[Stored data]
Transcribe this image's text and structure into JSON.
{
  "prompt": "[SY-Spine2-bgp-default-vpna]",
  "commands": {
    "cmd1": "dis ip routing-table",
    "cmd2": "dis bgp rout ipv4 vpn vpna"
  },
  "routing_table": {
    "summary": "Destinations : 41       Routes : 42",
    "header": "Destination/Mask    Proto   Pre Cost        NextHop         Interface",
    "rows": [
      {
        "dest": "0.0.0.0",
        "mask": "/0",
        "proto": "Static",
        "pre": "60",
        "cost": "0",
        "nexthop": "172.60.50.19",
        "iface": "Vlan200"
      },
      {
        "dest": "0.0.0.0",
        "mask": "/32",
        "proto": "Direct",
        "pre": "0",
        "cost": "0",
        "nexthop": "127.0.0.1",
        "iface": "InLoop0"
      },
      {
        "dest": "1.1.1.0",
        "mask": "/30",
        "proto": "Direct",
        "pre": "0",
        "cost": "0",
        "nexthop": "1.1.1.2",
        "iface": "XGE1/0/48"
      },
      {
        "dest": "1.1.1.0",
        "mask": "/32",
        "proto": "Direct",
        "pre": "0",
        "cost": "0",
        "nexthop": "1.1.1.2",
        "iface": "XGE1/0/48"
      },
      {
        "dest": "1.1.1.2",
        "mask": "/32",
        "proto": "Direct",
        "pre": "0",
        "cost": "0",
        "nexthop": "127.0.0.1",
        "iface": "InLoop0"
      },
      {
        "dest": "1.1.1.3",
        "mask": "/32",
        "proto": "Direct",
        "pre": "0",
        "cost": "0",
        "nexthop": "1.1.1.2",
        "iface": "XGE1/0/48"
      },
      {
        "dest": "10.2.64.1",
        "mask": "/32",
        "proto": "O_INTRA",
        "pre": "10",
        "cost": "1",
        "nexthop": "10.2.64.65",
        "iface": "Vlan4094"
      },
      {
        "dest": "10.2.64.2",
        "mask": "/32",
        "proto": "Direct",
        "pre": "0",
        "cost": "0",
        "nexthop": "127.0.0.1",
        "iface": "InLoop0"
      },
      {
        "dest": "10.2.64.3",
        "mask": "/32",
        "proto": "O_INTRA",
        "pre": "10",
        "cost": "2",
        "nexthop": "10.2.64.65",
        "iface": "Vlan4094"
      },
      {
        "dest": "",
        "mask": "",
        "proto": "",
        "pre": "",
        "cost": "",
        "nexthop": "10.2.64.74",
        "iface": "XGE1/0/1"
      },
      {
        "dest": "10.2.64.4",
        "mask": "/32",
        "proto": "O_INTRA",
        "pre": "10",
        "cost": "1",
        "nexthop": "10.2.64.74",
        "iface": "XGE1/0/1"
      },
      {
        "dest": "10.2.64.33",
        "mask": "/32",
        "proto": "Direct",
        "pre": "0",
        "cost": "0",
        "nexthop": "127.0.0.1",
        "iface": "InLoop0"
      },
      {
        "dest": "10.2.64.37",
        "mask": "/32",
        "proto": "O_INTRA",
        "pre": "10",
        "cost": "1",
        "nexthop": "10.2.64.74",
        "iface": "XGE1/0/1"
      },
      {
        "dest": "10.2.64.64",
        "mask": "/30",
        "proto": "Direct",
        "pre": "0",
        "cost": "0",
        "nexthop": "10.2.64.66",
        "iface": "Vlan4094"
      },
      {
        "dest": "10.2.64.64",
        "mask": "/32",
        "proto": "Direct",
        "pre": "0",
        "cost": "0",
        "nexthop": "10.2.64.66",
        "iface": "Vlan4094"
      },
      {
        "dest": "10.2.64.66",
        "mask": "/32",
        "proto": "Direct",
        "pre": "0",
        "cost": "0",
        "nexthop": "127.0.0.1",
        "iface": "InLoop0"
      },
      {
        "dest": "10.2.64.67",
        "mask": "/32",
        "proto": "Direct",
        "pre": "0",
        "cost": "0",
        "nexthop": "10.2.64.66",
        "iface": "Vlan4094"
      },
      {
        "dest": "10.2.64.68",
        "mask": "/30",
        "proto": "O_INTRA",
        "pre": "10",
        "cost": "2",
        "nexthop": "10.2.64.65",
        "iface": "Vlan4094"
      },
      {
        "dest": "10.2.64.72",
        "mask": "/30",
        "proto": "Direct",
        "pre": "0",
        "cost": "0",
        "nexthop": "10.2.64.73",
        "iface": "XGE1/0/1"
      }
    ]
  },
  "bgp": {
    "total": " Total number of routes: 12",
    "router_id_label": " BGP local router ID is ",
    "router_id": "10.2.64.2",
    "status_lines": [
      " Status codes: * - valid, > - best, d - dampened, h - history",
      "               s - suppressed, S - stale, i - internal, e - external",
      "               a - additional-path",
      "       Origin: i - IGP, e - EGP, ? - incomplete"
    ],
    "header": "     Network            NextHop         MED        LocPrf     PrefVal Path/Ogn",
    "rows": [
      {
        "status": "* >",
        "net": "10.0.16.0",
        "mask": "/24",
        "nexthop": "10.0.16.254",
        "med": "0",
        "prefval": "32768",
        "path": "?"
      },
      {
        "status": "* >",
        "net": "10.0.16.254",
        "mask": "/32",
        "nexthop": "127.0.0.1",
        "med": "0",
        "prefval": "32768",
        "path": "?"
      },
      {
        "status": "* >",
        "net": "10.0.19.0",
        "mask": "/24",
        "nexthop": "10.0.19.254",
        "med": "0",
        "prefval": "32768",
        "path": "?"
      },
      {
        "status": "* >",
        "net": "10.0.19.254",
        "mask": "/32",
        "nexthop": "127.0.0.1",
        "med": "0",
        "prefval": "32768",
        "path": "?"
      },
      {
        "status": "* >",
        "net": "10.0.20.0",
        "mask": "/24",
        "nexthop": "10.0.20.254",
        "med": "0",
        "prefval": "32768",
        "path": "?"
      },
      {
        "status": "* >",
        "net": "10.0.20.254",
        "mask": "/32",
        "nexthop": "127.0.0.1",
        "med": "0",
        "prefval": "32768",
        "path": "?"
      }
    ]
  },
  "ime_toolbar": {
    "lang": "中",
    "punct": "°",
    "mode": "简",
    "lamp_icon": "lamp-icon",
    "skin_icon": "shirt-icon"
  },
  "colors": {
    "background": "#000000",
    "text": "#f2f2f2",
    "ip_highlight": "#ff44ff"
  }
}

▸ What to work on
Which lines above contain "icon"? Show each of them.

▸ Expected output
    "lamp_icon": "lamp-icon",
    "skin_icon": "shirt-icon"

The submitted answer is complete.